- Clean URL structures
- Dynamic schema markup in theme
3. Use Scalable Web Technologies
One common trait we find among high-growth companies is that they tend to invest in the right marketing technologies. That means tech that is easy to roll out across multiple brands, capable of handling high volumes of users and load, and secure.
Here’s what we recommend:
Content Management System (CMS): WordPress
Too often, businesses invest in a custom CMS that isn’t scalable. These solutions tend to be clunky, difficult to use, and require custom coding. High-growth businesses that rapidly add new locations or brands need a more nimble solution. We recommend WordPress. This is the largest open-source content management system with robust SEO implementation capabilities. It is known for “ease of management,” which is very important for growing at speed.
You simply can’t afford to have website downtime. An inaccessible website leads to poor user experiences, missed opportunities, and lost customers or sales. We recommend Flywheel, a WordPress-only CMS with daily backups, automated plugin updates, and enterprise solutions for multi-site projects.
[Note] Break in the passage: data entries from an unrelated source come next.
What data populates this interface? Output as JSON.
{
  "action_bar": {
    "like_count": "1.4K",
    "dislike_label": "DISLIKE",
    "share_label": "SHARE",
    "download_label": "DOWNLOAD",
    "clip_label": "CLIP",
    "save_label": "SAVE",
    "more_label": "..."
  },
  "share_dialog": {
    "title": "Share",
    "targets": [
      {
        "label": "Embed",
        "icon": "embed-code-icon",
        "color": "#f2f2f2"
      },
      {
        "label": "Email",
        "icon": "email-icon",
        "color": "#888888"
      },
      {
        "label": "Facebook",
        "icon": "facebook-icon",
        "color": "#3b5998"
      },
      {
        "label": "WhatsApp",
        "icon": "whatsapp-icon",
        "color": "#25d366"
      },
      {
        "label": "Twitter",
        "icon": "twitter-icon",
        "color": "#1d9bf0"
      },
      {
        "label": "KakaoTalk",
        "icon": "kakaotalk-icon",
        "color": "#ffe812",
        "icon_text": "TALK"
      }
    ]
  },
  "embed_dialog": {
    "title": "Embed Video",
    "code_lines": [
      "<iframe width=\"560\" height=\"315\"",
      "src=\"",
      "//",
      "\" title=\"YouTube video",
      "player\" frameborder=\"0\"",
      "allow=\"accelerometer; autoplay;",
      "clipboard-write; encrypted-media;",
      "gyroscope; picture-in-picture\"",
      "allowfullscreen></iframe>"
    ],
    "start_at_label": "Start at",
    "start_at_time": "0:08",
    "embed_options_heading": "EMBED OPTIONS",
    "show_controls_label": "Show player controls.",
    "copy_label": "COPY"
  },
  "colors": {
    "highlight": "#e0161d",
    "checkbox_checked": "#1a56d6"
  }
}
The last piece you need to look after is security. Your website needs to be secure against intruders for a couple of reasons. Intruders can steal information, compromise user data, and even prevent your website from functioning properly (or at all). Put simply; businesses cannot afford the hit to their reputation and customers’ trust that comes with security breaches. We recommend Cloudflare to our clients, which offers:
- Mitigation for DDoS attacks
- Prevention for malicious bot abuse
- Improved load speed via CDN
4. Plan for Migration
If you are merging brands or developing a new website for an existing company, what do you do with the old website? This question comes up a lot in the world of private equity. The first step is to determine whether or not there is usable or successful content on the old website. We recommend making this determination based on both quantitative and qualitative indicators.
From there, you can develop a detailed migration strategy. For that, you’ll need to map out your new content strategy, including the implementation of proper 1:1 redirects to maintain earned authority. In general, your migration strategy should look roughly like this:
- Planning: Where are your websites now, and where are they going? What questions do we need to answer to get from point A to point B successfully?
- Pre-Launch Prep: Just because you’re in a hurry doesn’t mean you need to roll out your new sites in a haphazard fashion. Have your new structure ready to go before go-live—perhaps in a test environment—so you can check and test for potential problems before you release your site to the general public.
- Navigation Salvage: Make sure you’ve accounted for all redirects so that traffic from old pages is automatically (and correctly) redirected to new pages.
- Migration and Launch: When conducting “the big move,” make sure you have plenty of hands-on deck to make the transition with as little disruption to user experience, web traffic, and regular business as possible.
- Post-Migration Traffic Assessment: This is a critical step in the process. Get some web traffic analysis software in place (Google Analytics is a good tool for this) to check for red flags, sharp traffic drops, or error reports. There might be some things you didn’t account for that need to be resolved due to the migration.
Build Scalable Sites, Rinse, and Repeat
A clean, well-structured, search-optimized website is all well and good. But growth-oriented businesses and multi-location brands need a little bit more. What we’re after is repeatability. Once you get the hang of the four recommendations we’ve laid out above, you’ll be able to put the website of every acquisition through this process.
The result will be a high-growth digital machine supported by the very latest in scalable SEO web design.